On Friday 27th April, 8 SoundSkool students were given the opportunity to go see Nine Night at Southbank’s The National. This amazing opportunity was provided by theatre producer Tobi Kyeremateng, who fundraised to be able to offer our students free tickets as part of her #BlackNineNight initiative.This campaign has provided the means to take 240 young black creatives through the doors of the National, offering the experience of the magic of theatre and stage production. A massive thanks to Tobi, who also organised an exclusive tour around the National to see what goes on behind the scenes. Level 3 student Georgia, who attended the tour and play, has written a review below:
“The tour beforehand gave us insight to what happens during the production of a show. The National is known for making their set/props and costume on site; this means that they have a big warehouse like space so things can get done. It was like seeing one big art/DT department which was pretty amazing to experience. You appreciate an art form a lot more when you’re given a chance to observe what happens in its baby stages.
We then went through to the auditorium where the set was different from our last visit which was The Barbershop Chronicles. Before, the set was on level ground and very up close and personal, especially if you were sitting on the lower front row. It sort of added to the experience with the show having undertones of togetherness, as there was that connection even just by seating. But with Nine Night there was an actual stage whilst the set was at an angle, which depicted the family house. Through the duration of the production, the story and it’s colourful characters took us on a rollercoaster ride of emotions from laughter to sadness. The show is about a British Jamaican family that have lost a vital, elderly family member, with her death then setting the whole play in motion. The show dealt with themes of bereavement, money problems, clashing egos and letting go.

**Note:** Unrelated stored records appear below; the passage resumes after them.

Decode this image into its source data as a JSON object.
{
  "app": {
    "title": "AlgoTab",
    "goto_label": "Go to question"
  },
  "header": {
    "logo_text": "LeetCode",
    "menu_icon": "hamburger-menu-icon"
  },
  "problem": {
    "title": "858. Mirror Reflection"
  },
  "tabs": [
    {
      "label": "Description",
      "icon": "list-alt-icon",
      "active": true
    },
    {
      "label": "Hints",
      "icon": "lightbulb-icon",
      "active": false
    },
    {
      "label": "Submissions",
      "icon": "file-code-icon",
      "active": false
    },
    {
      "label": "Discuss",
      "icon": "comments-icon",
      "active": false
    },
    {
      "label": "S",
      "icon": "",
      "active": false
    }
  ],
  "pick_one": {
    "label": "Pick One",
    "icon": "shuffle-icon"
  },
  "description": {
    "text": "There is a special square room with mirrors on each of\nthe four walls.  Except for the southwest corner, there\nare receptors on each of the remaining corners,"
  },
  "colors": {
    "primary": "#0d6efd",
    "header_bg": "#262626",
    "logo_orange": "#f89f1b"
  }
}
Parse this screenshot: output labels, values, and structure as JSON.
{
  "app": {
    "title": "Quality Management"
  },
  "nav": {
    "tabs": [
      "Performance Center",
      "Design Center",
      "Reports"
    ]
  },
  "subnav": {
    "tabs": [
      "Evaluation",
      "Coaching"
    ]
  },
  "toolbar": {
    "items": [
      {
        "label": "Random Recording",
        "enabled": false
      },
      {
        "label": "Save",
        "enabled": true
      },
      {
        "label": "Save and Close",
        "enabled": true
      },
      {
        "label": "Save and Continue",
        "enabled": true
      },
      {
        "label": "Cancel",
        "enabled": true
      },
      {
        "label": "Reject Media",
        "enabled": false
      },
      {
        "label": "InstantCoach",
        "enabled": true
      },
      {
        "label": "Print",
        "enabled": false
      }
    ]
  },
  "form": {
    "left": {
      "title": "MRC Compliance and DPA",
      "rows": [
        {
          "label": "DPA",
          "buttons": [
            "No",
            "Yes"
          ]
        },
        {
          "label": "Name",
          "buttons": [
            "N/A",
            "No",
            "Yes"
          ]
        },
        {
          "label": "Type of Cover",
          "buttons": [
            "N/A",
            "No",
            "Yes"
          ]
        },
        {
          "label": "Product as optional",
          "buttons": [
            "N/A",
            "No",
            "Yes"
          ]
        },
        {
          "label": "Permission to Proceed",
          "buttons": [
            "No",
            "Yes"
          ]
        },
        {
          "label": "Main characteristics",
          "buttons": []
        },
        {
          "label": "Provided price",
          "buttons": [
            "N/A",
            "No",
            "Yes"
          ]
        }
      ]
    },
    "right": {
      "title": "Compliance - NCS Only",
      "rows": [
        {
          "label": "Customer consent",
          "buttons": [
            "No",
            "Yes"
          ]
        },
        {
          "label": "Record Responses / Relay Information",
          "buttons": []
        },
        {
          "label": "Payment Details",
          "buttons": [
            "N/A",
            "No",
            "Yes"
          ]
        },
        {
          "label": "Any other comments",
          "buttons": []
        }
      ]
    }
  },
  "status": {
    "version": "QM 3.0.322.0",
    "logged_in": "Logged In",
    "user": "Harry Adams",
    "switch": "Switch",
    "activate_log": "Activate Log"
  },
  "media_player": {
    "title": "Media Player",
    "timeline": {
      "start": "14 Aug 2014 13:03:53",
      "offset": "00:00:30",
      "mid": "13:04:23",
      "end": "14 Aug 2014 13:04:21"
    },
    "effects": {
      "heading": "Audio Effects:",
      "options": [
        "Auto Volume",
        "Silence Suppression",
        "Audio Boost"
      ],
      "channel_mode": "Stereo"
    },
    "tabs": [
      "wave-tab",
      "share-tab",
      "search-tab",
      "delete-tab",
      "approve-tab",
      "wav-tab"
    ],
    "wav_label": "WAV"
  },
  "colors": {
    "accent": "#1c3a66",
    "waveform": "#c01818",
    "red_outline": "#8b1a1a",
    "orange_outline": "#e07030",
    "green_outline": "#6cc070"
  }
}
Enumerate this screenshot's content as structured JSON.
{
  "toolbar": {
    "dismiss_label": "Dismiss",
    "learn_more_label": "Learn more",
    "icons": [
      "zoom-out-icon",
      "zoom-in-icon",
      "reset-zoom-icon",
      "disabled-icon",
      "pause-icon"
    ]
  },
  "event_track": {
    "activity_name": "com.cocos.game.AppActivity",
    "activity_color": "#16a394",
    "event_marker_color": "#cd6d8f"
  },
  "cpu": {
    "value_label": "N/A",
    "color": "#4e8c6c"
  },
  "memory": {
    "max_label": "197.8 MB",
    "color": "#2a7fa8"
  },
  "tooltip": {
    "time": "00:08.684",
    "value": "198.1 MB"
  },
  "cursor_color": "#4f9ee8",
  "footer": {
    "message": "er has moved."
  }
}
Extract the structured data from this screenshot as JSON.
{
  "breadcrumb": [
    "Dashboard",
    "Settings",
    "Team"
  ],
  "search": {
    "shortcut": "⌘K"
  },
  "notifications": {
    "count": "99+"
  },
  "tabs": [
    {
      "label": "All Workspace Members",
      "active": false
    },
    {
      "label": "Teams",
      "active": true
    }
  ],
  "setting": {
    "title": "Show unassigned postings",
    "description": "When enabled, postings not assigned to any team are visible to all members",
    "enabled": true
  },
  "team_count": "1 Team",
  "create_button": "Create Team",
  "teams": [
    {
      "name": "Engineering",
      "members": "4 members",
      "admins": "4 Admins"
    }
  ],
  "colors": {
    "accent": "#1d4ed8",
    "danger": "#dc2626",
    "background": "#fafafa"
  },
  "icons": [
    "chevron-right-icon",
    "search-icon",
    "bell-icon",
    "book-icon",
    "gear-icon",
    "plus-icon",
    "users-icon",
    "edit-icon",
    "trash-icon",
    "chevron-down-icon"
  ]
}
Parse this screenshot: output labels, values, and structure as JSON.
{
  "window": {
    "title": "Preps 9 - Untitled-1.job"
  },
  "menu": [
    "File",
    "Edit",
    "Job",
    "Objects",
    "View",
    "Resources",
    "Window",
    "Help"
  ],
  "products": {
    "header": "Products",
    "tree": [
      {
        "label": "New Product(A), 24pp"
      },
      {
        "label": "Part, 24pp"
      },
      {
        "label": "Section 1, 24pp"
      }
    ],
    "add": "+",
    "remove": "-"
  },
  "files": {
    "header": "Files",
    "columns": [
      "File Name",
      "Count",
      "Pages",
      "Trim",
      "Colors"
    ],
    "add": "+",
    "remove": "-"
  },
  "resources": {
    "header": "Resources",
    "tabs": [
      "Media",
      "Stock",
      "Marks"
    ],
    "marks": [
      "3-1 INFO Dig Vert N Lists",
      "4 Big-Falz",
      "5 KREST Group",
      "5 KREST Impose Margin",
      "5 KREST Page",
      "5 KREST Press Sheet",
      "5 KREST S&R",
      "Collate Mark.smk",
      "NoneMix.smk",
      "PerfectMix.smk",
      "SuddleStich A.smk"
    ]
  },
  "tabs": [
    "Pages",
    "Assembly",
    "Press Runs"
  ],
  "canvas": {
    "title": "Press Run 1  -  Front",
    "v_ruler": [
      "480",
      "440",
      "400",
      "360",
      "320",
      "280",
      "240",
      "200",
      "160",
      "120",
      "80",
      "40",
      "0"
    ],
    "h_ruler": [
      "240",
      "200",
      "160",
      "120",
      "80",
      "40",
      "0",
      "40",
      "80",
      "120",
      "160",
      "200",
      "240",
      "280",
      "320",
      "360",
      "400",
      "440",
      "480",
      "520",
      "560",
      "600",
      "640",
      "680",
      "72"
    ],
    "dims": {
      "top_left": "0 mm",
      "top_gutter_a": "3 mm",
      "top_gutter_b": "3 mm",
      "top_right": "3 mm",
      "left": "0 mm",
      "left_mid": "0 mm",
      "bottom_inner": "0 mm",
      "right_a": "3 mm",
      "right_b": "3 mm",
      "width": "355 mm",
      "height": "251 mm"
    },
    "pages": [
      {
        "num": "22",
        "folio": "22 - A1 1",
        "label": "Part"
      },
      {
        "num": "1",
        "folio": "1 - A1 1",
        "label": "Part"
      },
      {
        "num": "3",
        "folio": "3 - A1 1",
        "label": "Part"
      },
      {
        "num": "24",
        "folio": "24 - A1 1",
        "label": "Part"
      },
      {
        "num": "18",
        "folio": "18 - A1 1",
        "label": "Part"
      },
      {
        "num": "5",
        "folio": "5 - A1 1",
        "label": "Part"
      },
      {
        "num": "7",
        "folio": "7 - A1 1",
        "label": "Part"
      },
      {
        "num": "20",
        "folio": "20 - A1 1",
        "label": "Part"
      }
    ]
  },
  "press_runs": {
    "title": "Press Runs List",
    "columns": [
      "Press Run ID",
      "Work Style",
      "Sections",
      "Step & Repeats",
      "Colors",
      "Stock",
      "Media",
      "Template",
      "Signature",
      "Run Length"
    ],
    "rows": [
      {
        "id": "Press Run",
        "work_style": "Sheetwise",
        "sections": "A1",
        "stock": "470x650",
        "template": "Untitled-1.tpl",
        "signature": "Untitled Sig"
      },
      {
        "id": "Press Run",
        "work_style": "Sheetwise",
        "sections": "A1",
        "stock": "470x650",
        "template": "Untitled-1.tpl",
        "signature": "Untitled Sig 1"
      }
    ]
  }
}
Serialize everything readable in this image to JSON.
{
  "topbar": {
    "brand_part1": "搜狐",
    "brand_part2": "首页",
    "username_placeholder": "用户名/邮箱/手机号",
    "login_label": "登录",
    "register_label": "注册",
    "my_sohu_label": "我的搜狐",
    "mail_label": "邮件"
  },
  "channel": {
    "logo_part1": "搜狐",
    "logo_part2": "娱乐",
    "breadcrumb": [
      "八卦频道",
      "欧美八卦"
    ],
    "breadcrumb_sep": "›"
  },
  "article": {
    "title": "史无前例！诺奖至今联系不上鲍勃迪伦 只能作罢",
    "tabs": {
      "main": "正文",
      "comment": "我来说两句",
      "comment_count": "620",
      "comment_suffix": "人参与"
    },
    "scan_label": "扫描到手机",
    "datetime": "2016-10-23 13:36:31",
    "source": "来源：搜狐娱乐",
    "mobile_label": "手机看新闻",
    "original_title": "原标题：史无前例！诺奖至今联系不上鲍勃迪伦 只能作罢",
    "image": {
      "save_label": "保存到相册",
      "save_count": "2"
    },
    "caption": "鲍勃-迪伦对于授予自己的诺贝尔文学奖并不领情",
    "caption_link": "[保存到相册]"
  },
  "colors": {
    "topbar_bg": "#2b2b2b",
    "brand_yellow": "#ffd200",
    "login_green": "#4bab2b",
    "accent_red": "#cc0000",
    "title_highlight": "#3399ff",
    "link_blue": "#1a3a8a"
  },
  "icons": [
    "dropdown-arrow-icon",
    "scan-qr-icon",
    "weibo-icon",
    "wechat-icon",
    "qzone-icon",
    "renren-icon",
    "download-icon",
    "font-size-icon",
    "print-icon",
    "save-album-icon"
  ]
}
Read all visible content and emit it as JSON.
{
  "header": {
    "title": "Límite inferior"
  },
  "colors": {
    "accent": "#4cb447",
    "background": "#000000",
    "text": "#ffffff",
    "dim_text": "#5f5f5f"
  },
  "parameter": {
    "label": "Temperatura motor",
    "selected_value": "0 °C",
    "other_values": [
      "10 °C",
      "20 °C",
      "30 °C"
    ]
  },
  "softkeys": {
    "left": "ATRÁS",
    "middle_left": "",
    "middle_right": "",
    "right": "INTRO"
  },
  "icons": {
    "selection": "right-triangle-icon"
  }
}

From a personal point of view, a lot of the shows aspects reminded me of The Desmonds (a black British show from the early 90s) and my own family all in one. With the production’s whole message it gave me a lot to think about in terms of what my family might have went through when my great grandma passed away to the banter that was flowing throughout the show. I’m glad I saw the show at this moment in time where, politically in my opinion, Black British people are in a gray area when it comes to feeling like they belong in this country. We are often treated unfairly when the elderly Black British community have done nothing but work since coming here in the Windrush Era. So to see this play at this time fills me with nothing but love and pride for my background and culture.”